South Korea plans to draw up another record-breaking budget of some 605 trillion won ($518.4 billion) for next year to strengthen the nation’s social safety net largely hurt by the prolonged pandemic, the ruling Democratic Party and the government said Tuesday.
The so-called “super budget package” allows the Moon Jae-in government and his party to financially assist self-employed, small-business owners and low-income families, and to provide full college tuition from the third child of any family and the second child of underprivileged households.
The plans, however, are likely to face backlash from political opponents questioning the motive behind such an extensive scheme at a time when Moon has only eight months left in office. Others also worry that the spending would have to be paid for with higher taxes on wealthy people and corporations.
Despite persisting concerns, President Moon described the scheme as an “encouraging” move. “Unlike policies that require budgeting in the future or require amendment of laws and regulations, this program is already reflected in the state budget for 2022, so young people will be able to feel the benefit right away,” he said.
For the fiscal year of 2021, the government has created a budget totaling 604.7 trillion won, including an annual budget of 558 trillion won and two rounds of COVID-19 supplementary relief, up 18 percent from last year.

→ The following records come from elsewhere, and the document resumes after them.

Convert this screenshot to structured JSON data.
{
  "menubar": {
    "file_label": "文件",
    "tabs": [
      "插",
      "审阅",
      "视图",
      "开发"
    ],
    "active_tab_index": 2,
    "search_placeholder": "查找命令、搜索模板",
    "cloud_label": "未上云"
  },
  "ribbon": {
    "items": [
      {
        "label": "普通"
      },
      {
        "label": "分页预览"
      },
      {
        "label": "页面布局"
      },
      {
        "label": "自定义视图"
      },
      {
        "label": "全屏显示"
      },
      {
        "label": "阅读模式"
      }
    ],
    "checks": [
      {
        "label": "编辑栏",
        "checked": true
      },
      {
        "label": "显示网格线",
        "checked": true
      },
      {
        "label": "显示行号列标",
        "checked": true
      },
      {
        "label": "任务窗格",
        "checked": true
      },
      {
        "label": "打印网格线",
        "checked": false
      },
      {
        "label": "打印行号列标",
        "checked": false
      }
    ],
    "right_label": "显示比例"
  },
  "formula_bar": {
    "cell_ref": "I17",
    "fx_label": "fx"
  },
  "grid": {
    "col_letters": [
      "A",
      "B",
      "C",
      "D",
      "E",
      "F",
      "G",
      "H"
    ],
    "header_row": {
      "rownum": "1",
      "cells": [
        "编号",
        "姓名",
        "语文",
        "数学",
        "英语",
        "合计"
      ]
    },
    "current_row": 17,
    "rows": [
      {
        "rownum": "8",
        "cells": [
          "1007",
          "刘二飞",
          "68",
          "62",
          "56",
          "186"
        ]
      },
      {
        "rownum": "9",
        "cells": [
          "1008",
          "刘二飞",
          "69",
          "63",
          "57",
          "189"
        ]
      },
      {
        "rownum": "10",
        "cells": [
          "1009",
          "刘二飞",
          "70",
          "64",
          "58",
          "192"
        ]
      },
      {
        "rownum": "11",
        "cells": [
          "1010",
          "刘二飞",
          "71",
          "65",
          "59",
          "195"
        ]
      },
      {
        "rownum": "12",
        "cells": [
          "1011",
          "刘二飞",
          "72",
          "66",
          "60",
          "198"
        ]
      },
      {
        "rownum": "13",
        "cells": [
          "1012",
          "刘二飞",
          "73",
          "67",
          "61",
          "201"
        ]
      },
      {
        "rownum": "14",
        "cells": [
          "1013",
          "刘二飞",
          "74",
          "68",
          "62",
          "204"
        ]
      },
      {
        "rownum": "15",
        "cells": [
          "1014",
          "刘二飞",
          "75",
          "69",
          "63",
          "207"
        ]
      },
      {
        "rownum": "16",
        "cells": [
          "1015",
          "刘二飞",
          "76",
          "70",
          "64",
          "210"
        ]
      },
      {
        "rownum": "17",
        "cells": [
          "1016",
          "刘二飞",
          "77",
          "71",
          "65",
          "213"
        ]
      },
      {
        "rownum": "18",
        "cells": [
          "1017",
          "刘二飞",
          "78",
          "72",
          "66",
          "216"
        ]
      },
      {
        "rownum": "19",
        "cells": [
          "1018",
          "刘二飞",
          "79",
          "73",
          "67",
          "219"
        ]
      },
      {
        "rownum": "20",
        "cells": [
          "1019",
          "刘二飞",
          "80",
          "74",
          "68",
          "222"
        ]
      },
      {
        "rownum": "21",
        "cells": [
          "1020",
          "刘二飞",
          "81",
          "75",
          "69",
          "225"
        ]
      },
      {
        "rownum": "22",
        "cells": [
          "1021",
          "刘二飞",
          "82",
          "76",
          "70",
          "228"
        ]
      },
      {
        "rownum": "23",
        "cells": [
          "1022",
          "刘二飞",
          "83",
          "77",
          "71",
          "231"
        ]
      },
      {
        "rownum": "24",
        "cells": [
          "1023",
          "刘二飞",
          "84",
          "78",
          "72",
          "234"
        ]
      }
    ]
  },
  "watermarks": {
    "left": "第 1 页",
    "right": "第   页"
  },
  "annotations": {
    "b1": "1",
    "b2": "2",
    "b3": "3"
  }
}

The ministry’s proposal, which will be submitted to the Parliament early next month, is the last budget plan to be drawn up by the Moon administration.
Excluding the supplementary budgets, the on-year growth rate of the 2022 budget is expected to reach a mid-range of 8 percent, according to government officials.
Explaining the budgetary direction, Finance Minister Hong Nam-ki, who attended the meeting, said the government sought to maintain an expansionary stance to drive economic recovery and narrow the gaps and inequalities caused by COVID-19, as well as for COVID-19 containment measures.
With a fourth wave of the pandemic showing no signs of abating, small-business owners and the self-employed have continued to bear the brunt of the damages due to social distancing rules that have been raised to the highest level for Seoul and its surrounding areas, he said.
“Public finance will play a bigger role as the government is acutely aware of the seriousness of the situation,” he said.
The ministry’s proposal also comes as the Bank of Korea prepares to tighten its monetary policy.
The ruling party has been asking the government to secure a sufficient budget to provide financial measures such as low-interest loans for small businesses with a poor credit score in addition to 1.8 trillion won in compensation for losses caused by the pandemic to the self-employed and small-business owners.
According to the party chief, the government agreed to pour over 20 trillion won into a comprehensive measure supporting young adults who struggle to find a job or place to live. The scheme includes an interest-free loan program for young people with an annual income less than 50 million won to pay their monthly rent.
The state budget will also be used to secure a supply of vaccines large enough to vaccinate the entire population and to expand infrastructure and equipment for infectious disease control such as negative pressure beds.
Some 2.5 trillion won in funds dedicated to the country’s goal to achieve net-zero greenhouse gas emissions will also be set up, the party said.
By Park Han-na (email@example.com